== Segment start ==

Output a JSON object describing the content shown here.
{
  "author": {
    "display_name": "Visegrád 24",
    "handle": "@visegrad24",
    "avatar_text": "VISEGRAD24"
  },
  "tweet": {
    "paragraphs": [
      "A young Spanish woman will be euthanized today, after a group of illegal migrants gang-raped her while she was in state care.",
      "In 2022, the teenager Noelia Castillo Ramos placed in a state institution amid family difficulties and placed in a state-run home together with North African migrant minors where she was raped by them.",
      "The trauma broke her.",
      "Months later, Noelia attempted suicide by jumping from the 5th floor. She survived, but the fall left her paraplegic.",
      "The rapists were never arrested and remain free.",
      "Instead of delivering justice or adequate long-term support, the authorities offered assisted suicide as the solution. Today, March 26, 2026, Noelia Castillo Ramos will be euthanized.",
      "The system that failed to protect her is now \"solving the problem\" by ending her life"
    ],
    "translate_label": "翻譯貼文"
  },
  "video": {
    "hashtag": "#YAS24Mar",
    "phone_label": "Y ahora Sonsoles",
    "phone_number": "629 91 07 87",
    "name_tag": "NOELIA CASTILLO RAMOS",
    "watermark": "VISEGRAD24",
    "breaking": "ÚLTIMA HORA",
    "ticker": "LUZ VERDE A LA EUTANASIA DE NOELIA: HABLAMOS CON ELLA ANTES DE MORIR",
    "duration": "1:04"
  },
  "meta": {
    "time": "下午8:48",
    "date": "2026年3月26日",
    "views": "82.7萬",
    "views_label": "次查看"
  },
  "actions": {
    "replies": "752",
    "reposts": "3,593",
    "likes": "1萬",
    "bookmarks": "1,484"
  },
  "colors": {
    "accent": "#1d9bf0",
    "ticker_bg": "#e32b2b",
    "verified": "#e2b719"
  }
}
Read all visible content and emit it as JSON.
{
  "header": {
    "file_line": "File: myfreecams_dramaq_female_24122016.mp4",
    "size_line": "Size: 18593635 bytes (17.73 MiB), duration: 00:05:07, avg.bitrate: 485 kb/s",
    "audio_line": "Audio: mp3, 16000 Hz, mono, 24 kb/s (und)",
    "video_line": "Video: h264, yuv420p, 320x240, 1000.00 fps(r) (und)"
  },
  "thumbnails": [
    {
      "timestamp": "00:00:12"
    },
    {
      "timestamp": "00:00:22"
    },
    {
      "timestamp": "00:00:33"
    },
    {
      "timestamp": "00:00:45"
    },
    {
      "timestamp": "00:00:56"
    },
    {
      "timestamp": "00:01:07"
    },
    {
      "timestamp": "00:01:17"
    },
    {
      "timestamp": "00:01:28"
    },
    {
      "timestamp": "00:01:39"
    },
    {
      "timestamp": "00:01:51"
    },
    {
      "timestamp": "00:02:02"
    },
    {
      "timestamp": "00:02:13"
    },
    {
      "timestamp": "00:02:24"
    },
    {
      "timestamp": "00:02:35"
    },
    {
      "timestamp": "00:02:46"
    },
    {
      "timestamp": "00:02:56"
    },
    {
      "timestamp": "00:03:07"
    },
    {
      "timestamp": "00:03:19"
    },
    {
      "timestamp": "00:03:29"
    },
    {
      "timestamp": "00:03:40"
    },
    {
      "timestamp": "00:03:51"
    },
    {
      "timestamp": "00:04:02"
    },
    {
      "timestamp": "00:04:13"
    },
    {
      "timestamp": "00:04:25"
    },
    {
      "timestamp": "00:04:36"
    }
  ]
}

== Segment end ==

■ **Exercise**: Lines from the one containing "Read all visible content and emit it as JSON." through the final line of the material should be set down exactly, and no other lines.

■ **Solution for this task**:
Read all visible content and emit it as JSON.
{
  "header": {
    "file_line": "File: myfreecams_dramaq_female_24122016.mp4",
    "size_line": "Size: 18593635 bytes (17.73 MiB), duration: 00:05:07, avg.bitrate: 485 kb/s",
    "audio_line": "Audio: mp3, 16000 Hz, mono, 24 kb/s (und)",
    "video_line": "Video: h264, yuv420p, 320x240, 1000.00 fps(r) (und)"
  },
  "thumbnails": [
    {
      "timestamp": "00:00:12"
    },
    {
      "timestamp": "00:00:22"
    },
    {
      "timestamp": "00:00:33"
    },
    {
      "timestamp": "00:00:45"
    },
    {
      "timestamp": "00:00:56"
    },
    {
      "timestamp": "00:01:07"
    },
    {
      "timestamp": "00:01:17"
    },
    {
      "timestamp": "00:01:28"
    },
    {
      "timestamp": "00:01:39"
    },
    {
      "timestamp": "00:01:51"
    },
    {
      "timestamp": "00:02:02"
    },
    {
      "timestamp": "00:02:13"
    },
    {
      "timestamp": "00:02:24"
    },
    {
      "timestamp": "00:02:35"
    },
    {
      "timestamp": "00:02:46"
    },
    {
      "timestamp": "00:02:56"
    },
    {
      "timestamp": "00:03:07"
    },
    {
      "timestamp": "00:03:19"
    },
    {
      "timestamp": "00:03:29"
    },
    {
      "timestamp": "00:03:40"
    },
    {
      "timestamp": "00:03:51"
    },
    {
      "timestamp": "00:04:02"
    },
    {
      "timestamp": "00:04:13"
    },
    {
      "timestamp": "00:04:25"
    },
    {
      "timestamp": "00:04:36"
    }
  ]
}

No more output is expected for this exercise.